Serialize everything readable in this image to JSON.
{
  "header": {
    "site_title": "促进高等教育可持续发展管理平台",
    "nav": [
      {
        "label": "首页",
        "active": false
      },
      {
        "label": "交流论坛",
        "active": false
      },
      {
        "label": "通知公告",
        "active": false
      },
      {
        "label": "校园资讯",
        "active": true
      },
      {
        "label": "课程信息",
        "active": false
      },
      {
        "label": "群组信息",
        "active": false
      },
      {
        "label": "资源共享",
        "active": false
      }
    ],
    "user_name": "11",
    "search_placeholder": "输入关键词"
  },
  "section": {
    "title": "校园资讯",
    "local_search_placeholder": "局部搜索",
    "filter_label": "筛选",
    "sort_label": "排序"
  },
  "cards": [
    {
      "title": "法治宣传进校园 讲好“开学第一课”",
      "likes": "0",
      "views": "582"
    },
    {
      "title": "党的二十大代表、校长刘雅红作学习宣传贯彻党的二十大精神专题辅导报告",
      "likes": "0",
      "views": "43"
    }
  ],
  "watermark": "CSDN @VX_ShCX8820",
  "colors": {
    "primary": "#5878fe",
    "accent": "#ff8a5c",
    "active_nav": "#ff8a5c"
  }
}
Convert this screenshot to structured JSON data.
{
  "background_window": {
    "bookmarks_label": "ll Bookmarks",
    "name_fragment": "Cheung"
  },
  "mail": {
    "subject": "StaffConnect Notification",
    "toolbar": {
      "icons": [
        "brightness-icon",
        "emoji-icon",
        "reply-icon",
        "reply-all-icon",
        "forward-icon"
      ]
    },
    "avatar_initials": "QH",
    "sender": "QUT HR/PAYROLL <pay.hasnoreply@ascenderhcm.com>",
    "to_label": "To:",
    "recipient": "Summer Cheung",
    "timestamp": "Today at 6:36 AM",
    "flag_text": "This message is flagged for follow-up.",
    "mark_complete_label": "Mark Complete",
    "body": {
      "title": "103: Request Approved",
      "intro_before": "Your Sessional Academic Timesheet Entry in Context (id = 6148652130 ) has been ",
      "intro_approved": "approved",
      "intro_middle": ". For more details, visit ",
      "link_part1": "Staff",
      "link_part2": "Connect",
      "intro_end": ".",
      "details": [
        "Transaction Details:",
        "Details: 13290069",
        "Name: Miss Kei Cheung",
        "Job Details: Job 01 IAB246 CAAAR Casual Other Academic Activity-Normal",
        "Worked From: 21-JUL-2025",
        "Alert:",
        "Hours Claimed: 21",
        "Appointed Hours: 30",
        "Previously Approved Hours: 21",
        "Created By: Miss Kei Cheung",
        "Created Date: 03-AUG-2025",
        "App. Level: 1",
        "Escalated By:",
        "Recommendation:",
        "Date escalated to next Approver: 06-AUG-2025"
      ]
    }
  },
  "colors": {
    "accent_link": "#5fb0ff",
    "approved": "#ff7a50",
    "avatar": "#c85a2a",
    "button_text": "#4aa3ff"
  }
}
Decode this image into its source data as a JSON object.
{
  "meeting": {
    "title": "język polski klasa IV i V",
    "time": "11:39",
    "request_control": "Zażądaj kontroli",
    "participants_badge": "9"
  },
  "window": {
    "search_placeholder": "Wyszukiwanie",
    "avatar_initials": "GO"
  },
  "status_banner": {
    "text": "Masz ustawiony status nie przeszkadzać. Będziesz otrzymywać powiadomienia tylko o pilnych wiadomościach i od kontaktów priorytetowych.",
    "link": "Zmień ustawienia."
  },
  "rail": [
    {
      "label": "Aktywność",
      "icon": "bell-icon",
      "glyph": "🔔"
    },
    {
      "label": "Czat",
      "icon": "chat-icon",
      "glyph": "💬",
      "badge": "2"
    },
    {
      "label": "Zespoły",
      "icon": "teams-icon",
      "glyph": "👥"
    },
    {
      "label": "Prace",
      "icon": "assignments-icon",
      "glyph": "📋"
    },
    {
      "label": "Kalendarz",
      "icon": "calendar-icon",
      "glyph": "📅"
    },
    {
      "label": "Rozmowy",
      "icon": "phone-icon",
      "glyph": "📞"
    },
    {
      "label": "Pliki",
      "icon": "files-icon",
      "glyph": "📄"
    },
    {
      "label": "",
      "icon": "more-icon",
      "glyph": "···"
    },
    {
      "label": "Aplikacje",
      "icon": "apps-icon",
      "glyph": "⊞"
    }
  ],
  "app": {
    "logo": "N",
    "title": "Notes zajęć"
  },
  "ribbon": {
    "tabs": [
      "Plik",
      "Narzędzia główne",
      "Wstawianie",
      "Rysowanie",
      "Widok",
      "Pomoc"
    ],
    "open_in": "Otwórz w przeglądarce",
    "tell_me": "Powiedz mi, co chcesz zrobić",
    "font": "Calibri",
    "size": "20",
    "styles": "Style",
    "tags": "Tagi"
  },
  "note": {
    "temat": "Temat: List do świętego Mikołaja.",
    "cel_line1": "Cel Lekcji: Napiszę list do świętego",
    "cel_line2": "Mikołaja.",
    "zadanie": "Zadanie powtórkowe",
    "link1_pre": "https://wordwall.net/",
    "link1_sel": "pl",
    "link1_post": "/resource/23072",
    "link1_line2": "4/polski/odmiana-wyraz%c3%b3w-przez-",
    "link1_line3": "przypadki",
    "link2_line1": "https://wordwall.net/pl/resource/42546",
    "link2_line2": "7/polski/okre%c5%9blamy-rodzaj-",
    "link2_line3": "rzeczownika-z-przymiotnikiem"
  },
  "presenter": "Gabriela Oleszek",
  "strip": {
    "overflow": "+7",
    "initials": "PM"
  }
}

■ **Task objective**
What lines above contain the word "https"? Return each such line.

■ **Reply to the exercise**
    "link1_pre": "https://wordwall.net/",
    "link2_line1": "https://wordwall.net/pl/resource/42546",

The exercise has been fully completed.